One of the points I made in the last two columns is that prayer and fasting turn our vision away from our human tendency to see ourselves as the center of everything. Prayer brings us closer to God and also helps us see those around us as also being children of God. Those who are in need are truly our sisters and brothers, for God is their Father as well as ours. By denying ourselves in fasting, we can be more aware that all the gifts we have come from God. Furthermore, when we accept hunger voluntarily, we are more aware of those who are hungry from not having enough of this world’s goods. We can become more sympathetic with those who are in need and more willing to reach out a helping hand.
Fasting also frees up more of our resources that we can use for others. Someone who has given up drinking, for example, can think of how expensive beer is. The money we don’t spend on whatever we are fasting from can be used to help someone who is struggling. Or perhaps we are cutting back on television during Lent. The time we would have spent “vegging out” in front of the TV can go to some good use. Perhaps there is someone we know we should call or visit – perhaps someone who has no family to talk to. Such a visit may not be easy, for it may be someone who tells the same stories over and over or who goes into more detail than we want to hear about the latest medical crisis. Yet is that conversation really any less pleasant than some of the things we might see on the reality show we have turned off for that hour? Not only are we growing closer to God by our fasting, we are also doing something good with the time, money or other resources that we have saved.

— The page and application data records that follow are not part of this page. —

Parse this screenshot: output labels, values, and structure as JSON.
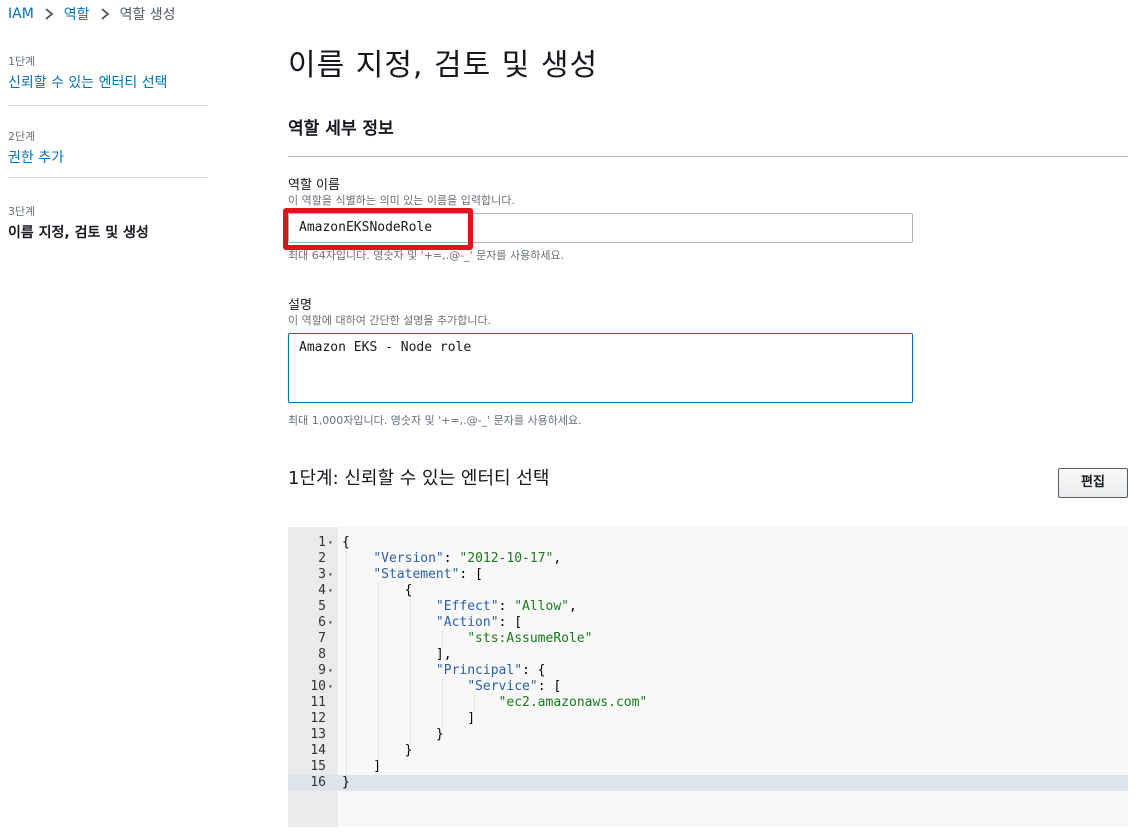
{
  "breadcrumb": {
    "root": "IAM",
    "parent": "역할",
    "current": "역할 생성"
  },
  "steps": [
    {
      "num": "1단계",
      "title": "신뢰할 수 있는 엔터티 선택"
    },
    {
      "num": "2단계",
      "title": "권한 추가"
    },
    {
      "num": "3단계",
      "title": "이름 지정, 검토 및 생성"
    }
  ],
  "page_title": "이름 지정, 검토 및 생성",
  "role_details": {
    "heading": "역할 세부 정보",
    "name_label": "역할 이름",
    "name_desc": "이 역할을 식별하는 의미 있는 이름을 입력합니다.",
    "name_value": "AmazonEKSNodeRole",
    "name_hint": "최대 64자입니다. 영숫자 및 '+=,.@-_' 문자를 사용하세요.",
    "desc_label": "설명",
    "desc_desc": "이 역할에 대하여 간단한 설명을 추가합니다.",
    "desc_value": "Amazon EKS - Node role",
    "desc_hint": "최대 1,000자입니다. 영숫자 및 '+=,.@-_' 문자를 사용하세요."
  },
  "step1": {
    "heading": "1단계: 신뢰할 수 있는 엔터티 선택",
    "edit_label": "편집"
  },
  "code": {
    "line_numbers": [
      "1",
      "2",
      "3",
      "4",
      "5",
      "6",
      "7",
      "8",
      "9",
      "10",
      "11",
      "12",
      "13",
      "14",
      "15",
      "16"
    ],
    "lines": [
      "{",
      "    \"Version\": \"2012-10-17\",",
      "    \"Statement\": [",
      "        {",
      "            \"Effect\": \"Allow\",",
      "            \"Action\": [",
      "                \"sts:AssumeRole\"",
      "            ],",
      "            \"Principal\": {",
      "                \"Service\": [",
      "                    \"ec2.amazonaws.com\"",
      "                ]",
      "            }",
      "        }",
      "    ]",
      "}"
    ]
  },
  "colors": {
    "link": "#0073bb",
    "highlight": "#e0131b",
    "json_key": "#2c5ea8",
    "json_string": "#1a7a1a"
  }
}
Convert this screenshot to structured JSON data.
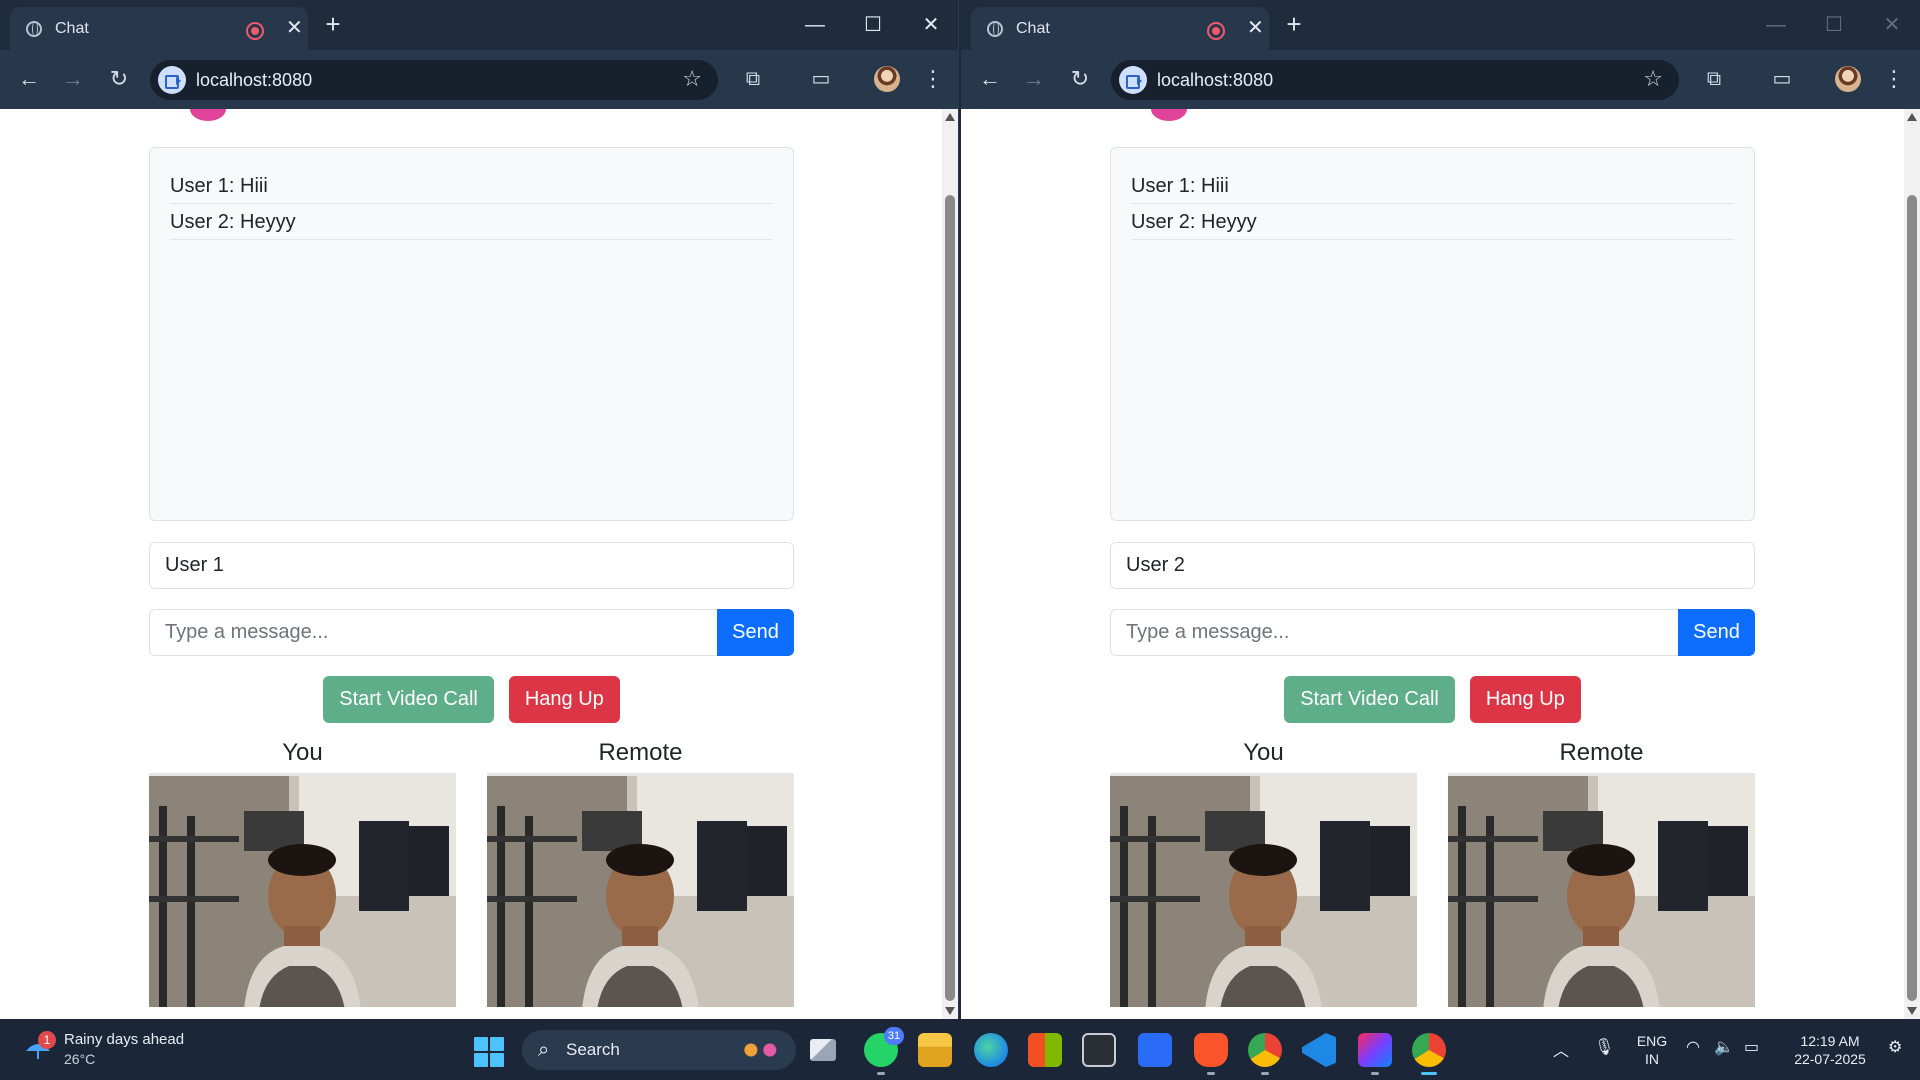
{
  "windows": [
    {
      "tab_title": "Chat",
      "url": "localhost:8080",
      "chat": {
        "messages": [
          "User 1: Hiii",
          "User 2: Heyyy"
        ],
        "username_value": "User 1",
        "message_placeholder": "Type a message...",
        "send_label": "Send",
        "start_call_label": "Start Video Call",
        "hang_up_label": "Hang Up",
        "local_video_label": "You",
        "remote_video_label": "Remote"
      }
    },
    {
      "tab_title": "Chat",
      "url": "localhost:8080",
      "chat": {
        "messages": [
          "User 1: Hiii",
          "User 2: Heyyy"
        ],
        "username_value": "User 2",
        "message_placeholder": "Type a message...",
        "send_label": "Send",
        "start_call_label": "Start Video Call",
        "hang_up_label": "Hang Up",
        "local_video_label": "You",
        "remote_video_label": "Remote"
      }
    }
  ],
  "taskbar": {
    "weather": {
      "line1": "Rainy days ahead",
      "line2": "26°C",
      "badge": "1"
    },
    "search_label": "Search",
    "whatsapp_badge": "31",
    "apps": [
      "task-view",
      "whatsapp",
      "file-explorer",
      "edge",
      "microsoft-store",
      "unity",
      "jetbrains-toolbox",
      "brave",
      "chrome",
      "vscode",
      "intellij",
      "chrome-active"
    ],
    "language": {
      "line1": "ENG",
      "line2": "IN"
    },
    "clock": {
      "time": "12:19 AM",
      "date": "22-07-2025"
    }
  },
  "colors": {
    "send_button": "#0d6efd",
    "start_call_button": "#5fae8a",
    "hang_up_button": "#dc3545",
    "browser_frame": "#1f2c3d",
    "taskbar": "#1b2738"
  }
}
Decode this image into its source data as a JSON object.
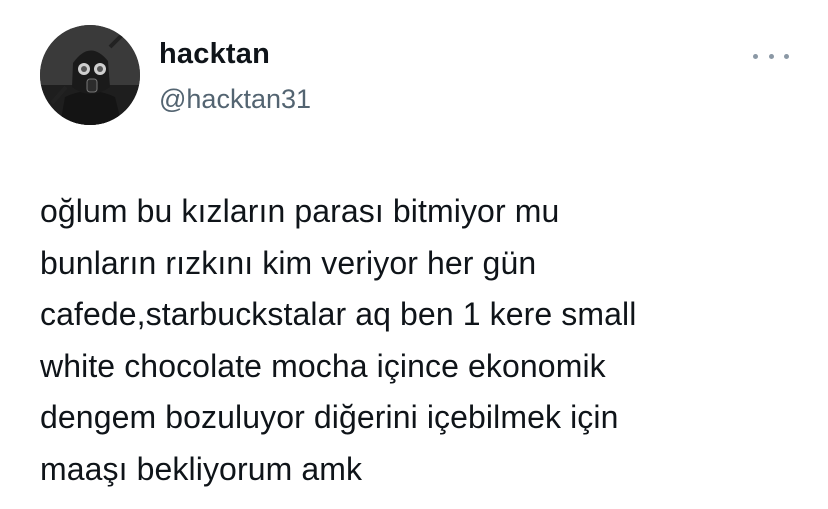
{
  "author": {
    "display_name": "hacktan",
    "handle": "@hacktan31",
    "avatar_icon": "gas-mask-avatar"
  },
  "menu": {
    "icon": "more-options-icon"
  },
  "tweet": {
    "lines": [
      "oğlum bu kızların parası bitmiyor mu",
      "bunların rızkını kim veriyor her gün",
      "cafede,starbuckstalar aq ben 1 kere small",
      "white chocolate mocha içince ekonomik",
      "dengem bozuluyor diğerini içebilmek için",
      "maaşı bekliyorum amk"
    ]
  },
  "colors": {
    "text": "#0f1419",
    "secondary_text": "#536471",
    "dots": "#8b98a5"
  }
}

Certainly, we realize that the requests we get for help can be overwhelming. We know we cannot cure all the world’s ills. Christ Himself told us, “The poor you will have with you always.” If we could meet every need, then there would be no more hunger, no more homelessness, and every family could afford to send their children to St. Malachy School. But perhaps we can remember the story of the little boy at the seashore who noticed a number of starfish that had washed ashore with the tide and were now stranded and dying on the shore. As he was throwing starfish back into the sea, a man walked by and said, “Look at how many starfish have washed ashore. There’s no way you can save them all.” “No,” replied the boy as he picked up a starfish, “but at least I can make a difference to this one.” Let’s hope that this Lent, we can make a difference to someone at least.